Venezuela Is Such A Socialist Hellhole That Families Are Burying Loved Ones In Plastic Bags
by Matt Vespa
We’ve written how Venezuela is a socialist hellhole. The people are starving. It’s got to the point where people were eating out of garbage cans and breaking into zoos for meat. Pets are being eaten.
Children are resorting to prostitution for food. Medical supplies are dangerously low. It’s to the point where a couple of years ago, there were reports that hospitals were operating under 19th-century conditions. Of course, looting is rampant, crime is up, and to prevent the appearance of the country falling apart, there’s a new food police unit: it’s illegal to wait in line for the supermarket to open.

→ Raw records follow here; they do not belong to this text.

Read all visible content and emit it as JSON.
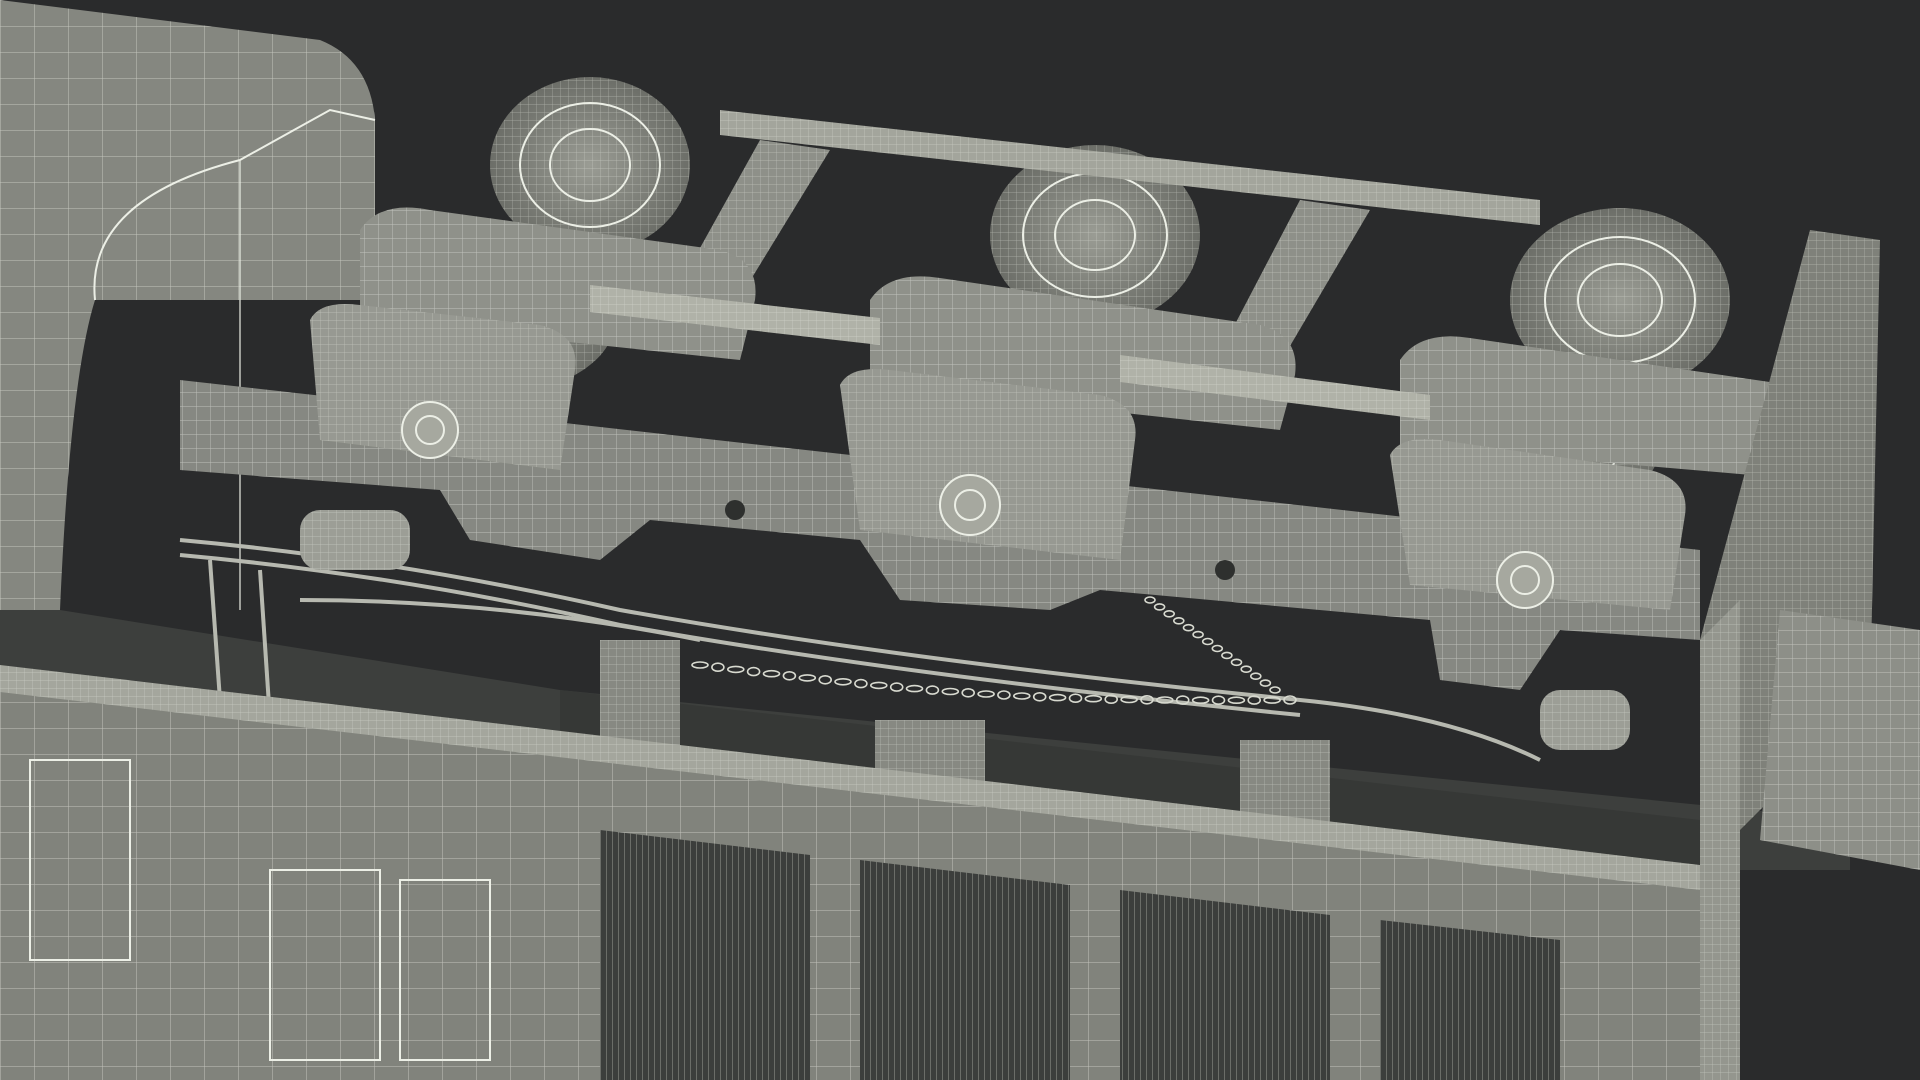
{
  "scene": {
    "subject": "locomotive-bogie-wireframe-render",
    "colors": {
      "background": "#2a2b2c",
      "surface": "#858780",
      "surface_light": "#a3a59c",
      "surface_dark": "#5e605b",
      "wire": "#ecefe6",
      "shadow": "#3a3c3a"
    },
    "wheels": {
      "top_row_count": 3,
      "front_row_count": 3
    },
    "chain_links": 34
  }
}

With the country in an economic spiral downward, inflation has gone through the roof. The nation is a mess. You already know this. To add to the misery, families can no longer afford to bury their loved ones in caskets. They’re rented, returned, and the bodies are buried in plastic bags (via Fox News):
As the crisis in Venezuela’s socialist dictatorship deepens – gripped by mass hunger, starvation and a lack of medical supplies – there is no comfort even for the dead.
“What is happening is medieval. People are ‘renting’ caskets for a service, but giving them back. The same casket is being used over and over again because people cannot afford to buy one,” Venezuelan opposition leader Julio Borges, who has been living in exile in the Colombian capital of Bogota for the past nine months, told Fox News. “And then they have to wrap the body in plastic bags for the burial. Others don’t have money for a land plot, so they are burying loved ones in their back garden.”
One Venezuelan, who asked his name not be published, described the sudden death of his father in the capital Caracas last week, which left the family without a vehicle to take the body to the morgue. It took more than a day for the body to be collected.
And even then, the family had to say their goodbyes – they had no money for a funeral, or burial – praying the body would be disposed of in some kind of mass cremation.
For every day a body remains in the morgue, the cost rises, leaving families without the means for collection. In such cases, loved ones are simply left stranded – their relatives in mourning, not knowing what to do, and without closure.